So it happened: Windows starts up and asks for a password, and you don’t know what that is. Either forgot, or didn’t know the password. This is Syskey in action. What to do?
You can try brute forcing the password. Syskey gives unlimited tries. After the first hundred you’ll come to the conclusion that brute forcing is overrated. And there are no reliable tools that will help brute forcing Syskey password.
You can forcibly switch Syskey off. The best tool for it is the Offline NT Password & Registry Editor, commonly known as NTPasswd. The bootable Linux-based CD image is just over 3MB, contains many SCSI drivers as read-write NTFS driver, as has intuitive text manu-based UI. It allows disabling Syskey. But there will be side effects:
All locally stored encryption keys will become invalid;
You will not be able to connect to Terminal Services – it’s using encryption keys for session security;
IIS-based services (W3SVC, SMTP and depending Exchange services) will not start – parts of Metabase are encrypted, and the keys aren’t available;
Any service running not as LocalSystem will not start. You’ll need to reset the credentials cache. The easies way is to set the service to run as LocalSystem, and then change again to a service account;
Same applies to scheduled tasks;
All EFS-encrypted data, including that encrypted with the system key, will be permanently lost.

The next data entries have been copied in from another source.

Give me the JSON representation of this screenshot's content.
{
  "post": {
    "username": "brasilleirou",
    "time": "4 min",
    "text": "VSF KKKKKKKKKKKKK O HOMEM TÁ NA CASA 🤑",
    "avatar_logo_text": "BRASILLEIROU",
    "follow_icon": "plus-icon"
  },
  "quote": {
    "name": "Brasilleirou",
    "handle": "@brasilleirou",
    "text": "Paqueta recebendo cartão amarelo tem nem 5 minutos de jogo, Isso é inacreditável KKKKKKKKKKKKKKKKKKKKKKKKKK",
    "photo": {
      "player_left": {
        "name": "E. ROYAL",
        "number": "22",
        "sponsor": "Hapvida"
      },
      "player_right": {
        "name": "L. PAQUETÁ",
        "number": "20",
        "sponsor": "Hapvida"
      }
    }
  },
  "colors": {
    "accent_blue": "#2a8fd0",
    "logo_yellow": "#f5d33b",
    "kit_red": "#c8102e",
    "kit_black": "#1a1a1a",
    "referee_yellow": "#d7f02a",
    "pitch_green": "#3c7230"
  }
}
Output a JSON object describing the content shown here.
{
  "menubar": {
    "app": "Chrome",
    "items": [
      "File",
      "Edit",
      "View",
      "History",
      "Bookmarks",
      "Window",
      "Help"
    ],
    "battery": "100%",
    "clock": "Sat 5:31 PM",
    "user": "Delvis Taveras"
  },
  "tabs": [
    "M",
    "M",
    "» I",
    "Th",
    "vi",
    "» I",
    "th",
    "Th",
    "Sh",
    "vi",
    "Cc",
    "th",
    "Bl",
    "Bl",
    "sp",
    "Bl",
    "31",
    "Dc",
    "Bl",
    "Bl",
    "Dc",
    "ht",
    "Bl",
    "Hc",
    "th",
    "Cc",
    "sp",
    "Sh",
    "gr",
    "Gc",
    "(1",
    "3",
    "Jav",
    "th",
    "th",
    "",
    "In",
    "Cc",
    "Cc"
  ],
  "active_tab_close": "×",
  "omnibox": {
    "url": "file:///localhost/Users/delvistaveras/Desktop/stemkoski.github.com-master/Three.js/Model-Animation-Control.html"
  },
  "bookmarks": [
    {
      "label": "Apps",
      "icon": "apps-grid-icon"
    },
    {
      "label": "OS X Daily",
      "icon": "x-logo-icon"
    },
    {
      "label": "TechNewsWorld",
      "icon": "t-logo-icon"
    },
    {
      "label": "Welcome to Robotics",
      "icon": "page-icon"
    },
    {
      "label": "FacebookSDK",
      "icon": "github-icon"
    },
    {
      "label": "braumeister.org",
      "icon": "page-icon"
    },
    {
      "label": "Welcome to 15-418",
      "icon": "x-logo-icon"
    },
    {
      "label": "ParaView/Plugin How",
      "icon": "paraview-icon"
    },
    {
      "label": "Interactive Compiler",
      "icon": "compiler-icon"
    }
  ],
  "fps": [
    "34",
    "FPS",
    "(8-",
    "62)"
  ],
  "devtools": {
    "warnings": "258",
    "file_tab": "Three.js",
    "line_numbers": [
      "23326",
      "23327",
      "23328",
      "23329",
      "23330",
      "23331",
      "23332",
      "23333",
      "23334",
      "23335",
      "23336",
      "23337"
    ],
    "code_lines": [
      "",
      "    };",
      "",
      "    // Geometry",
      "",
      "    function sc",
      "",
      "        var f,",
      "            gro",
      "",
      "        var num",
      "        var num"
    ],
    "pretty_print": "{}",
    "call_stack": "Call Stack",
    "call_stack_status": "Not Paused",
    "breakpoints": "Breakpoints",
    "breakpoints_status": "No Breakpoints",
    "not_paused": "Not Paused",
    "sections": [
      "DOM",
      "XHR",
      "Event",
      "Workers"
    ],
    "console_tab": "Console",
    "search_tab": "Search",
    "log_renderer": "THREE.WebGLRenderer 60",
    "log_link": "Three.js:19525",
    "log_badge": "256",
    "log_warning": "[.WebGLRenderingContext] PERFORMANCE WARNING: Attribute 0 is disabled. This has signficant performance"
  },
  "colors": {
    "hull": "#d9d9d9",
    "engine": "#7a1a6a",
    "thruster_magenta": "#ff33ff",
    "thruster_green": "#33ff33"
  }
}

So the system will be severely damaged after it comes back up. Only do this to recover the latest data. If you need more – always back up System state offline. And do not forget test restoration before an incident happens.